ASSIGNED TASK ::
Lines holding the string "text" in the listing below are to be copied.

⁂

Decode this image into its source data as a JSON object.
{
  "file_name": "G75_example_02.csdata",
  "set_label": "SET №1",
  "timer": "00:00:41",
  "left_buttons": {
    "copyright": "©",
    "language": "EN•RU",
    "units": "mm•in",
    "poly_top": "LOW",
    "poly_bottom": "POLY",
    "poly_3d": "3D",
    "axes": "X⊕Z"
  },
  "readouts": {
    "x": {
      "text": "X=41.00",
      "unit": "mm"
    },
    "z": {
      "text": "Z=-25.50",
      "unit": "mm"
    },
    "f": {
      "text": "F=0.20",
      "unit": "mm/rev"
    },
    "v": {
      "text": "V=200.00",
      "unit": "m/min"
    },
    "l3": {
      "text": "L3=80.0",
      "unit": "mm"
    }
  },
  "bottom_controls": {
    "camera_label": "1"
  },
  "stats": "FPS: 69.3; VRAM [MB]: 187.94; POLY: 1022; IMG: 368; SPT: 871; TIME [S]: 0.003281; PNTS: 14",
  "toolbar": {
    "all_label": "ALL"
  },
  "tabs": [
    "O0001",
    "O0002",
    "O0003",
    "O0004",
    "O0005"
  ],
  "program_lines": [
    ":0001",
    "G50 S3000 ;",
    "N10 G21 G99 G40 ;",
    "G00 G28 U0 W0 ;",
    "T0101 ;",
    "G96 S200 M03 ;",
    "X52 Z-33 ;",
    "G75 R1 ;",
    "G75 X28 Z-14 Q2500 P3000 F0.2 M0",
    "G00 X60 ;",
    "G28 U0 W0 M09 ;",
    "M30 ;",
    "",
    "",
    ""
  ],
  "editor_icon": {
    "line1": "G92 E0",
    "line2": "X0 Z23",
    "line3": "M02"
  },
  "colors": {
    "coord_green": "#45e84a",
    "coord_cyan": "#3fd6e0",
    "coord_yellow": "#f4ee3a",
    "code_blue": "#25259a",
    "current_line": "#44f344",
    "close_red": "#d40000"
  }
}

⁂

RESPONSE TO THIS EXERCISE ::
      "text": "X=41.00",
      "text": "Z=-25.50",
      "text": "F=0.20",
      "text": "V=200.00",
      "text": "L3=80.0",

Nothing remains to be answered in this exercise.